how to spend a day at lake como.


"this lake exceeds anything i ever beheld in beauty.”
percy bysshe shelley, 1818

first, scrap the itinerary. hop the train from milan with a six euro ticket north and get off at varenna. go on a weekday in the off-season and you will feel like the only person for miles. take a stroll along the water's edge. gaze out at the alpines. absorb the silence and let it still your soul. look out at the ferries coming in and out of port and watch the fishing boats bob gently in their wake. see the swans do their synchronized dance as they glide across the water's glassy surface. make plans to come back with your lover or your unfinished novel because surely this is the place where divinity dwells. give praise to god that such a place exists.

Como, the Lake
Lake of Como
William Wordsworth (1770–1850)

From “The Prelude

AND, Como! thou, a treasure whom the earth
Keeps to herself, confined as in a depth
Of Abyssinian privacy. I spake
Of thee, thy chestnut woods, and garden plots
Of Indian-corn tended by dark-eyed maids;
Thy lofty steeps, and pathways roofed with vines,
Winding from house to house, from town to town,
Sole link that binds them to each other; walks,
League after league, and cloistral avenues,
Where silence dwells if music be not there:        
While yet a youth undisciplined in verse,
Through fond ambition of that hour, I strove
To chant your praise; nor can approach you now
Ungreeted by a more melodious song,
Where tones of nature smoothed by learned art
May flow in lasting current.

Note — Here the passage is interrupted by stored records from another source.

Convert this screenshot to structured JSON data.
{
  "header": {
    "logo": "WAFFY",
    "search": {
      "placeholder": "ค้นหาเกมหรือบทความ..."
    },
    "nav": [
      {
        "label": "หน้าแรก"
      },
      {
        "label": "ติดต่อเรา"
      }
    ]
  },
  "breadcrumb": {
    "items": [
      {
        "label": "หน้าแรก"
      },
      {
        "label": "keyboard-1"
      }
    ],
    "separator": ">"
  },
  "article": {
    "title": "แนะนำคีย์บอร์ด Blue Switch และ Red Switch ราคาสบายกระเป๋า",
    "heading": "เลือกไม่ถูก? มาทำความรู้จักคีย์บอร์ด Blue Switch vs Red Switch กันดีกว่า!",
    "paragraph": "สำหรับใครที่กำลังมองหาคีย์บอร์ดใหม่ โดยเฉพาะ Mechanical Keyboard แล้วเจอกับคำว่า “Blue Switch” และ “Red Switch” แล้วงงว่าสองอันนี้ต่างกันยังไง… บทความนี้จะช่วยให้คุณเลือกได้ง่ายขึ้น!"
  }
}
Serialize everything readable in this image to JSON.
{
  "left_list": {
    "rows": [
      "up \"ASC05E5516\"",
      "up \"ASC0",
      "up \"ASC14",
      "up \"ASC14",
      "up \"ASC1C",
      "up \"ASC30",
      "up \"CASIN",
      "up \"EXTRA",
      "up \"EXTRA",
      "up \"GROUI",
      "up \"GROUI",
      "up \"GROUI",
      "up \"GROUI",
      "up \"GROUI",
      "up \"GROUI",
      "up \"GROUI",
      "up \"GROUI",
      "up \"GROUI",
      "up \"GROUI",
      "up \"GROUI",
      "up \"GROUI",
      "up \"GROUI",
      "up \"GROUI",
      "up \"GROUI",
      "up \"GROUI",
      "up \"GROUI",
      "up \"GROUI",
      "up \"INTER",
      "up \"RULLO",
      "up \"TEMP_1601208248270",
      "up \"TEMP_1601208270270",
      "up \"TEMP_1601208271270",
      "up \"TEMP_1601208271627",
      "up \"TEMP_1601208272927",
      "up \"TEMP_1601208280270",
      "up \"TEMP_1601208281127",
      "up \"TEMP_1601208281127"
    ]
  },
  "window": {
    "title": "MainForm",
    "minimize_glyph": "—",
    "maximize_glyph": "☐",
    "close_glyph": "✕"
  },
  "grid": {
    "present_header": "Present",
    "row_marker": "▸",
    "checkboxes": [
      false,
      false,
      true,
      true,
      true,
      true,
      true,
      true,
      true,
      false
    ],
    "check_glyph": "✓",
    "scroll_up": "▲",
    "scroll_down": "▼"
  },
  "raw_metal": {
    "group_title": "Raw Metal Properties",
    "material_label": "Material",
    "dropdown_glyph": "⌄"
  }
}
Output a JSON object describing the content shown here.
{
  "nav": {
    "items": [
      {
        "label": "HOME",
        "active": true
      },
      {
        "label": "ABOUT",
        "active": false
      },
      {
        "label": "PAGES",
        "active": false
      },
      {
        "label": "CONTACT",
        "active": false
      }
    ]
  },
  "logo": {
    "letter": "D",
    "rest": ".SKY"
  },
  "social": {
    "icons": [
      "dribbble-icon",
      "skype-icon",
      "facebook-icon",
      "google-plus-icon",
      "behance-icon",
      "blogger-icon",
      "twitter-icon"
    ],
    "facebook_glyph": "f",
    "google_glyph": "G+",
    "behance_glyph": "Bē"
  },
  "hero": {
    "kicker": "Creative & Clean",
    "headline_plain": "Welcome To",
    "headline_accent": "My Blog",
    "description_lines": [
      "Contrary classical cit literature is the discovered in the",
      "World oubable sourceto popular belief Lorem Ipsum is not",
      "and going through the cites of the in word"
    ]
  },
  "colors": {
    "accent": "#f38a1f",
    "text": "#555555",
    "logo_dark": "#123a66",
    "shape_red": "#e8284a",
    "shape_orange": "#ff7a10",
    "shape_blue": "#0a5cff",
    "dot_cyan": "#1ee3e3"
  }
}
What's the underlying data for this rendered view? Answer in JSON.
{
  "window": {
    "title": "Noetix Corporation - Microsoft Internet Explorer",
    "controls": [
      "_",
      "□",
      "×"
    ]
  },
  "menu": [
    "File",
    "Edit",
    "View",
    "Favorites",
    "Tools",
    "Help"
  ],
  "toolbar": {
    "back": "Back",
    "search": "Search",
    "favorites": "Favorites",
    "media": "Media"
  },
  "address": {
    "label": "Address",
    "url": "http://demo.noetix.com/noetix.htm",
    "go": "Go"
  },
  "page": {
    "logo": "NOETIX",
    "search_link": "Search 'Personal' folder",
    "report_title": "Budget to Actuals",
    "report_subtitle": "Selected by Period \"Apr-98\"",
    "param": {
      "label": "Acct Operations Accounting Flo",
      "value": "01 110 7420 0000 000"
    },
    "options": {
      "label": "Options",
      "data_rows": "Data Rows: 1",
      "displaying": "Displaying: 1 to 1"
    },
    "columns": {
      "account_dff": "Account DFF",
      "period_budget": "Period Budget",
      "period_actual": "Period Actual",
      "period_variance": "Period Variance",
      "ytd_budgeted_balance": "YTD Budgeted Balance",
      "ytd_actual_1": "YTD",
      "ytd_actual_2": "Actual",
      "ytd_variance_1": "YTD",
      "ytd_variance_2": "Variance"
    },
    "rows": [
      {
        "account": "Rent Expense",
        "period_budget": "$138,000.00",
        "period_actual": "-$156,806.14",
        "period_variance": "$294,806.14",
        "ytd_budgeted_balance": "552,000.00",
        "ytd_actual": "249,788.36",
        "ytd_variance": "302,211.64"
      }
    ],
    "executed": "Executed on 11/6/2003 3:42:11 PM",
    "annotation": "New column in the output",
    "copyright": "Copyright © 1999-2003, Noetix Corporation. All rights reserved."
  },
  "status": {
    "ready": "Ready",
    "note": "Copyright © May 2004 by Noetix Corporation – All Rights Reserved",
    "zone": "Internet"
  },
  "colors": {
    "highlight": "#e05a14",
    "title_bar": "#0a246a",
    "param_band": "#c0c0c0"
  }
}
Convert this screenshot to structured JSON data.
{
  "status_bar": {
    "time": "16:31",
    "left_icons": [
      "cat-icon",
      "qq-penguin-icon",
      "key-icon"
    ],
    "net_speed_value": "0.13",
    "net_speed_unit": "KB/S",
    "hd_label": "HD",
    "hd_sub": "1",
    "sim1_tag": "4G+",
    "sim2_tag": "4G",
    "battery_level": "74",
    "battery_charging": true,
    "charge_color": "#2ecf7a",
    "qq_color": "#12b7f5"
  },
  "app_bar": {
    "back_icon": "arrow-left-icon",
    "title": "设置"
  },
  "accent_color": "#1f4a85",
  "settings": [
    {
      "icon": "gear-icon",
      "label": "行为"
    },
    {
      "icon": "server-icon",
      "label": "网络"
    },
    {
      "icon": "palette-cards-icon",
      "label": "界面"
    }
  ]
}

Like a breeze
Or sunbeam over your domain I passed
In motion without pause; but ye have left
Your beauty with me, a serene accord
Of forms and colors, passive, yet endowed
In their submissiveness with power as sweet
And gracious, almost might I dare to say,
As virtue is, or goodness; sweet as love,
Or the remembrance of a generous deed,
Or mildest visitation of pure thought,
When God, the giver of all joy, is thanked
Religiously, in silent blessedness;
Sweet as this last herself, for such it is.